### Exercise
Report every line of the data that includes "your".

(Data extracts)

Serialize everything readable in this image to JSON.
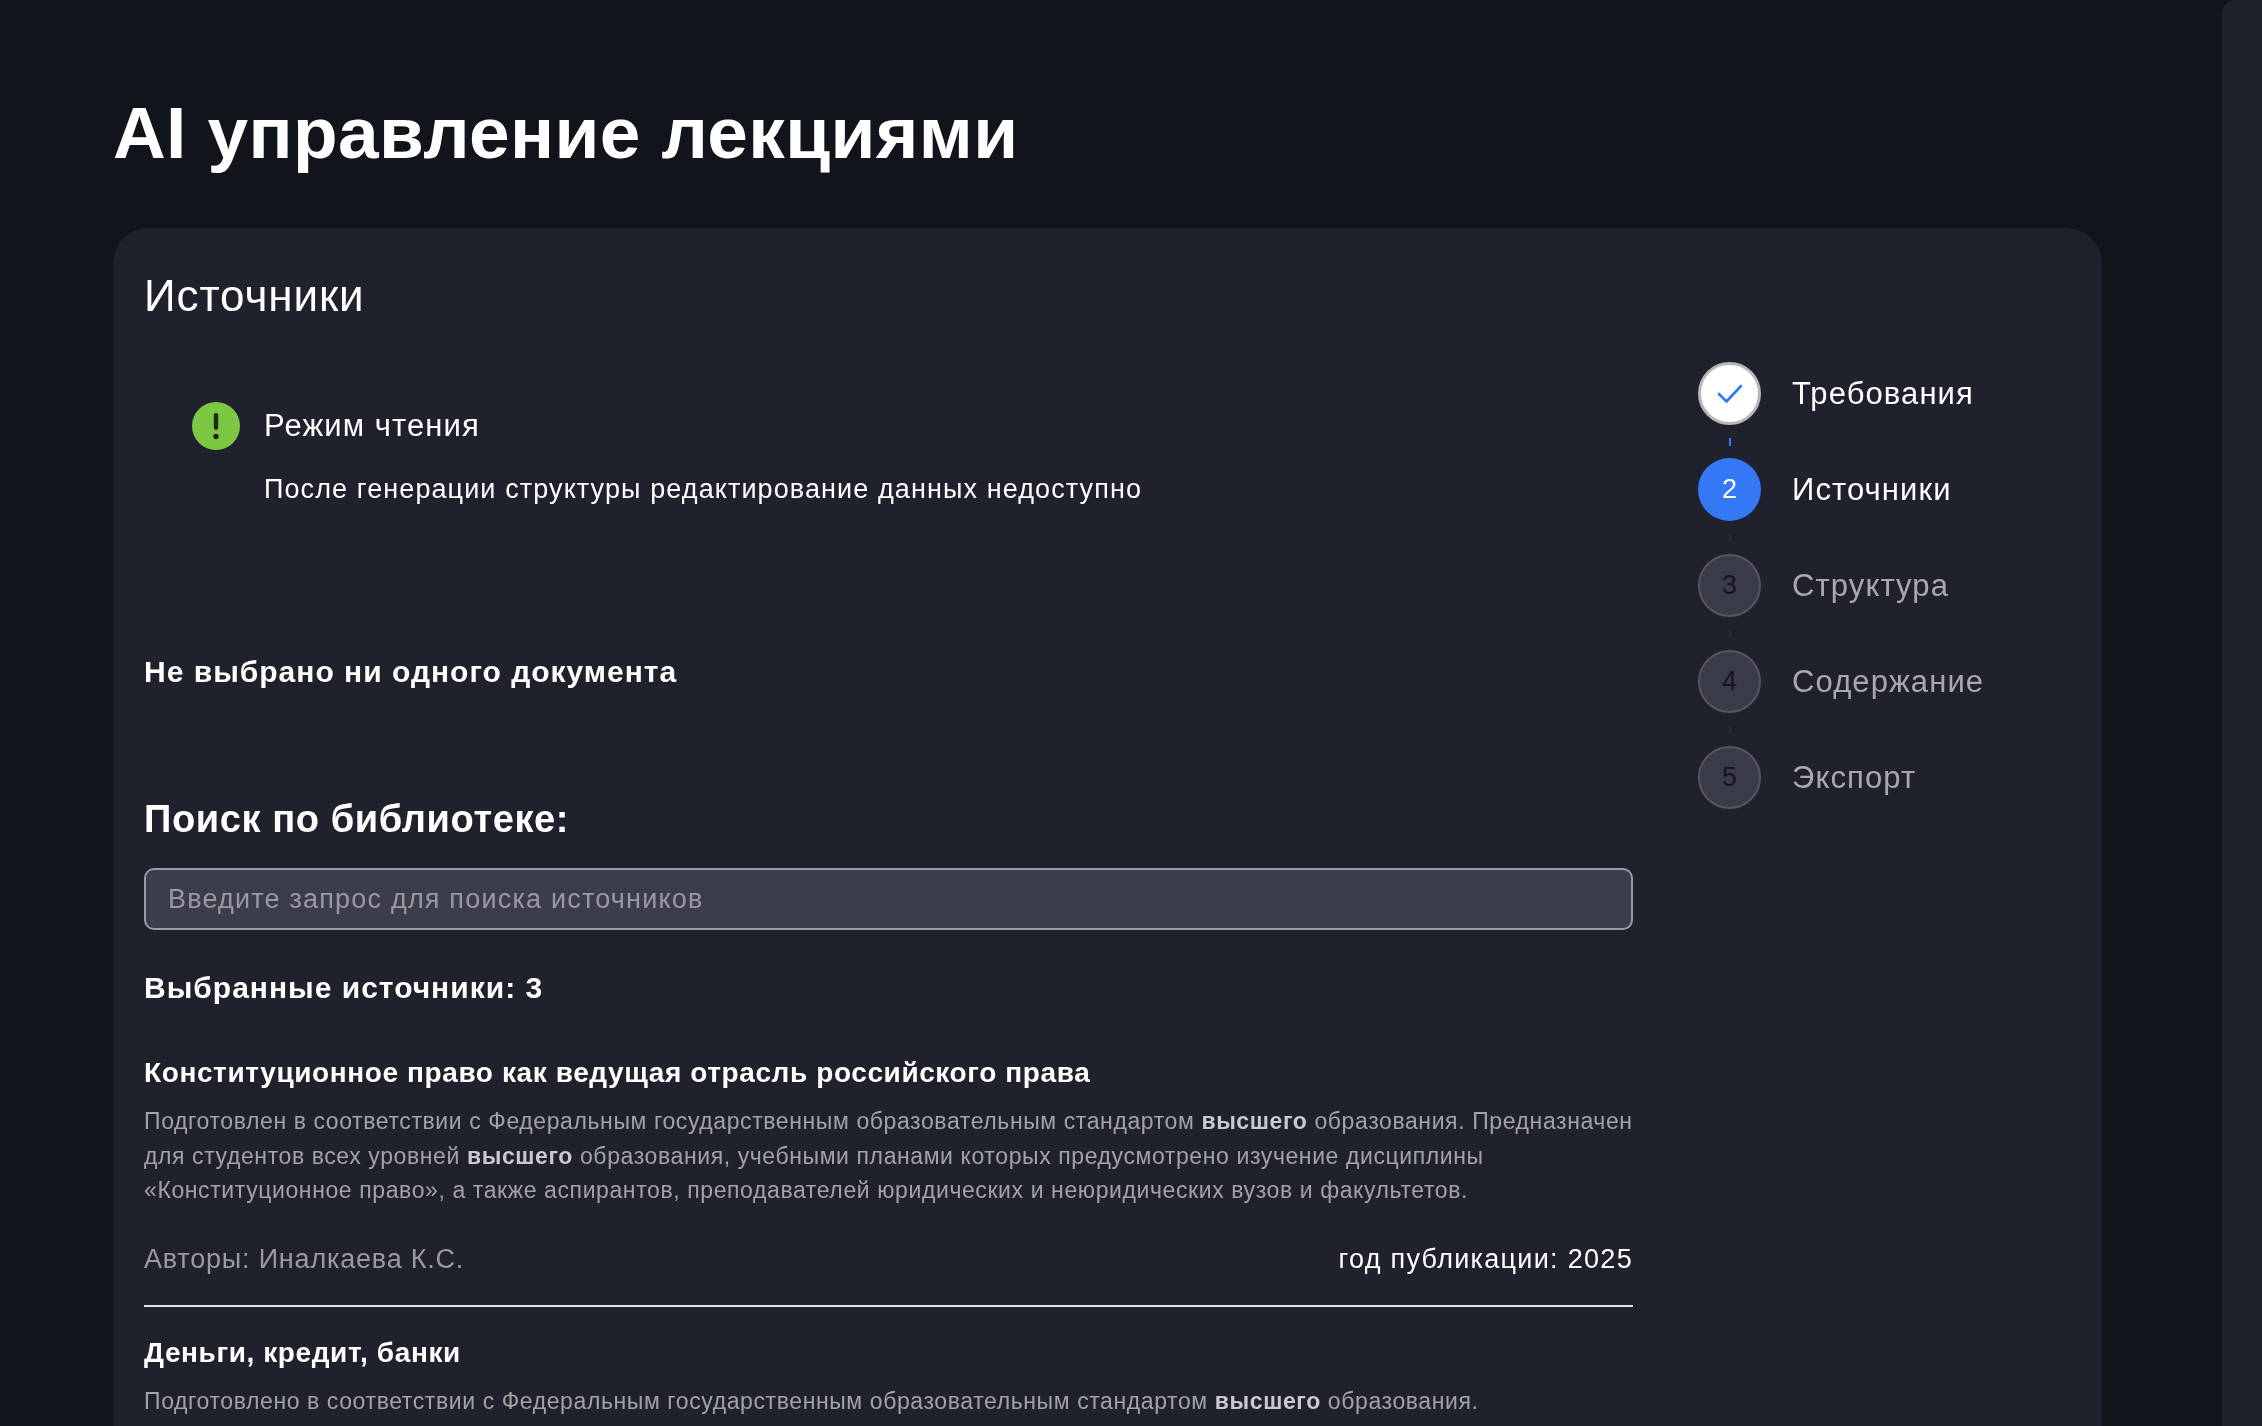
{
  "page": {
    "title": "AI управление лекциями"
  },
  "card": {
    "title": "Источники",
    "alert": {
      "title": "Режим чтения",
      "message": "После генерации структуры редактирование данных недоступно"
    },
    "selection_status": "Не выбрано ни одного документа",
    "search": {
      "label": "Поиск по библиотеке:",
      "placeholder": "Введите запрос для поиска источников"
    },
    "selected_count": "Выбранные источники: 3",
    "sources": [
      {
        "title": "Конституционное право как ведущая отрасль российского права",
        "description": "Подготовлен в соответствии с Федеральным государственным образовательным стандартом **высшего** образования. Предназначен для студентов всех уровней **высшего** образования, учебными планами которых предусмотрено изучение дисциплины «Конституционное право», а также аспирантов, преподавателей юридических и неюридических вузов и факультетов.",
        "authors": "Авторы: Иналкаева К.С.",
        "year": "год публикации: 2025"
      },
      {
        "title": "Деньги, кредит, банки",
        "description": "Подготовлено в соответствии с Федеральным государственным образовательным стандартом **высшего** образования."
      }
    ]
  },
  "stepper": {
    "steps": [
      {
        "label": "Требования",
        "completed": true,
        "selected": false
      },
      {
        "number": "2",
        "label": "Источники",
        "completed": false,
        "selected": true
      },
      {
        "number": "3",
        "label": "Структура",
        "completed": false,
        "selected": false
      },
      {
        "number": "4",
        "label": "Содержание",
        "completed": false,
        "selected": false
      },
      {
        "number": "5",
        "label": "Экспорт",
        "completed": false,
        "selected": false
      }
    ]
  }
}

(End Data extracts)
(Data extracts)

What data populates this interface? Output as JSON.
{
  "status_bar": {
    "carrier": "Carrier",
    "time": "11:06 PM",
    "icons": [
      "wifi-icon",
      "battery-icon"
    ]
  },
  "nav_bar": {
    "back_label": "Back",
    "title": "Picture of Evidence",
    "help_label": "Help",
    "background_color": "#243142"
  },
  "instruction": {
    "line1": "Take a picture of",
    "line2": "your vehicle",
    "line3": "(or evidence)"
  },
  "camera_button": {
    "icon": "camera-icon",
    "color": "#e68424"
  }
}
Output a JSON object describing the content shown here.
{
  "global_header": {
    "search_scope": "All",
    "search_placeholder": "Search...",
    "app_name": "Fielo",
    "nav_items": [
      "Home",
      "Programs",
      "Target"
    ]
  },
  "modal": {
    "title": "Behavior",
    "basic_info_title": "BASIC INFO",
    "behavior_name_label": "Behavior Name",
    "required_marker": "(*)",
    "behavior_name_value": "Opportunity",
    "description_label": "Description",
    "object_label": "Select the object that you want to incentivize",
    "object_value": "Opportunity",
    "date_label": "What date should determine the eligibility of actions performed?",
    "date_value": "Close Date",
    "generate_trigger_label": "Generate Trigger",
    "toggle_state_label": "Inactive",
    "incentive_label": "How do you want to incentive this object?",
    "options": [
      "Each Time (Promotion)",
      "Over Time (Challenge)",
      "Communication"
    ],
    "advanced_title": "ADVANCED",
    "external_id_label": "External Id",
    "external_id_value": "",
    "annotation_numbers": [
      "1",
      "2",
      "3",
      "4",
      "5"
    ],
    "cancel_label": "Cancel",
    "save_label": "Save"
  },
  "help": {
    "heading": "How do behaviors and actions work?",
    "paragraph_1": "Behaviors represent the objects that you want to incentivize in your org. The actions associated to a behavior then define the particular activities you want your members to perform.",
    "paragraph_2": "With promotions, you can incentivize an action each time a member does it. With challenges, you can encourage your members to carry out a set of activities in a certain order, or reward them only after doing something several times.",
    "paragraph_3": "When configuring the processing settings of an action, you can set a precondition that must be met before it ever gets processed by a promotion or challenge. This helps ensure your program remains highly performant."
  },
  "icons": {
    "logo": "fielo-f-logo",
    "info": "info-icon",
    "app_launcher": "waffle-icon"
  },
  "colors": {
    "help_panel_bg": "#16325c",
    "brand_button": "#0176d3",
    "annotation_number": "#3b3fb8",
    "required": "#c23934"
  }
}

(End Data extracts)

### Solution for this task
    "line2": "your vehicle",
    "paragraph_1": "Behaviors represent the objects that you want to incentivize in your org. The actions associated to a behavior then define the particular activities you want your members to perform.",
    "paragraph_2": "With promotions, you can incentivize an action each time a member does it. With challenges, you can encourage your members to carry out a set of activities in a certain order, or reward them only after doing something several times.",
    "paragraph_3": "When configuring the processing settings of an action, you can set a precondition that must be met before it ever gets processed by a promotion or challenge. This helps ensure your program remains highly performant."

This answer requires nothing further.